permission to open Pink Home and keep police raids at a minimum,
Adams and his Shanghainese business partner Ricky Liu hosted
monthly dinners for three Shanghai City policemen at various
Chinese restaurants. The dinners were held in private banquet
rooms where the courses were interspersed with shots of rice
liquor and ended with Mr. Liu presenting them with a "hongbao"

SHANGHAI 00000326 003 OF 003


or red envelope full of cash. The police never asked for the
money, suggested an amount, or said much when they received the
money. However, if they did not receive the money, Pink Home
experienced a substantial increase in visits from the police,
impediments to construction or raids during business hours.


9. (C) Simon heard that the Shanghai police chief made 2000
RMB/month, but actually grossed around 200,000 RMB/month due to
monthly installments from clubs across the city. He also noted
that when Pink Home's business did well, then the red envelope
amounts had to increase in proportion. Simon believed that all
of Shanghai's clubs paid monthly salaries to the police, but
paused when asked if Pink Home had to pay more since it was a
gay venue. "They know what we do," he said, "and they may use
that to their advantage."

COMMENT
--------------


10. (C) Chinese society has largely not acknowledged the gay
community (reftel A). For the most part, members of the gay
community have made peace with their ambiguous legal status.
There are few people like the lawyer Zhou Dan who openly push
for gay rights and there are few mechanisms available to the
people to push for change in any area of Chinese political life.
This is unlikely to change in the near future. While the
police and society at large blithely overlook this segment of
Shanghai life, they do seem to recognize the implications of the
pink renminbi.

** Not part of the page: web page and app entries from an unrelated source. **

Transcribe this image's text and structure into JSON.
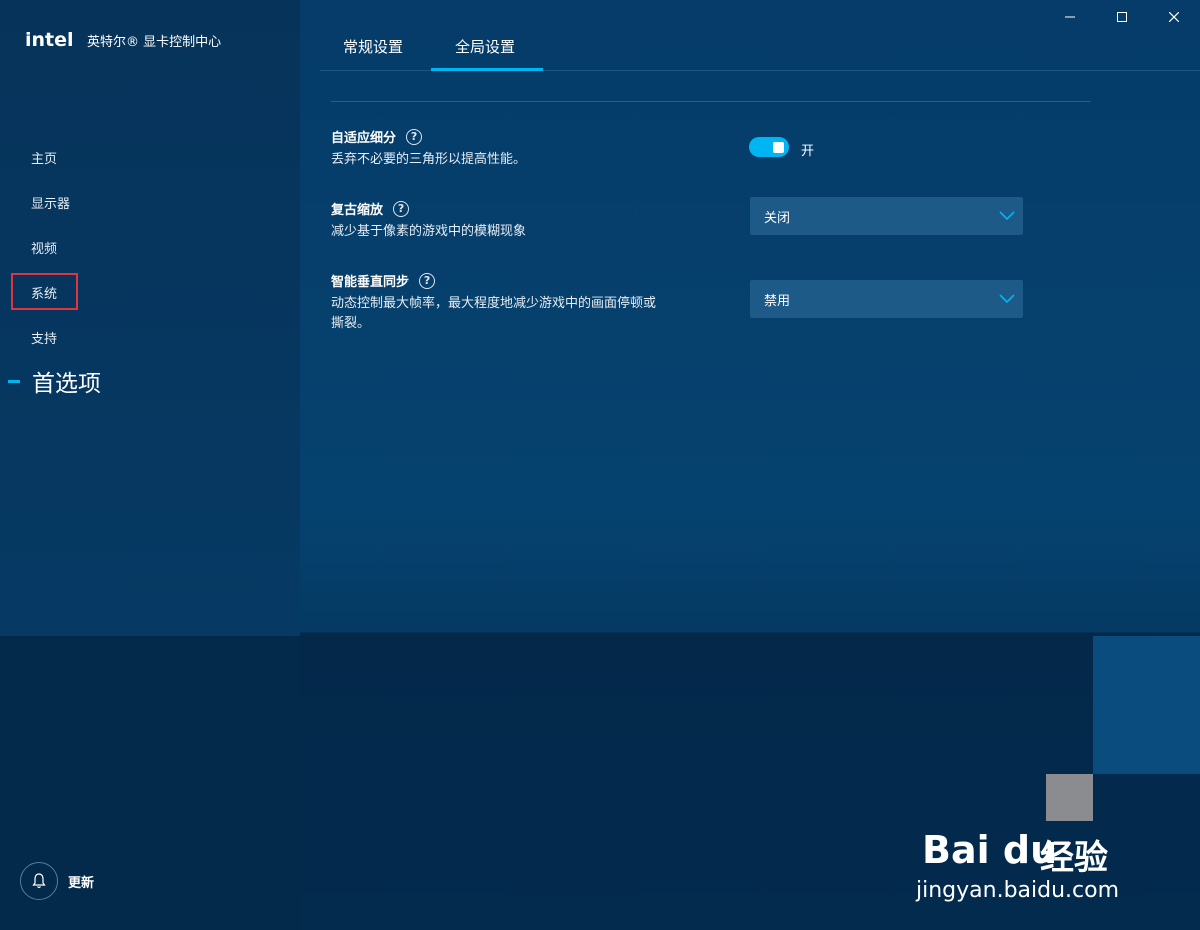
{
  "window": {
    "controls": {
      "minimize": "minimize",
      "maximize": "maximize",
      "close": "close"
    }
  },
  "brand": {
    "logo_text": "intel",
    "title": "英特尔® 显卡控制中心"
  },
  "sidebar": {
    "items": [
      {
        "label": "主页"
      },
      {
        "label": "显示器"
      },
      {
        "label": "视频"
      },
      {
        "label": "系统"
      },
      {
        "label": "支持"
      }
    ],
    "active_item": "首选项",
    "update_label": "更新"
  },
  "tabs": [
    {
      "label": "常规设置",
      "selected": false
    },
    {
      "label": "全局设置",
      "selected": true
    }
  ],
  "settings": [
    {
      "title": "自适应细分",
      "description": "丢弃不必要的三角形以提高性能。",
      "control": "toggle",
      "value": "开",
      "enabled": true
    },
    {
      "title": "复古缩放",
      "description": "减少基于像素的游戏中的模糊现象",
      "control": "dropdown",
      "value": "关闭"
    },
    {
      "title": "智能垂直同步",
      "description_line1": "动态控制最大帧率，最大程度地减少游戏中的画面停顿或",
      "description_line2": "撕裂。",
      "control": "dropdown",
      "value": "禁用"
    }
  ],
  "watermark": {
    "brand": "Bai du",
    "brand_suffix": "经验",
    "url": "jingyan.baidu.com"
  },
  "colors": {
    "accent": "#00b5f1",
    "highlight_box": "#e0343e",
    "dropdown_bg": "#1e5a88"
  }
}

Therefore, businesses catering to the gay
community have adopted standard practices for securing their
livelihoods in Shanghai, which is to make sure everyone reaps
the benefits.
JARRETT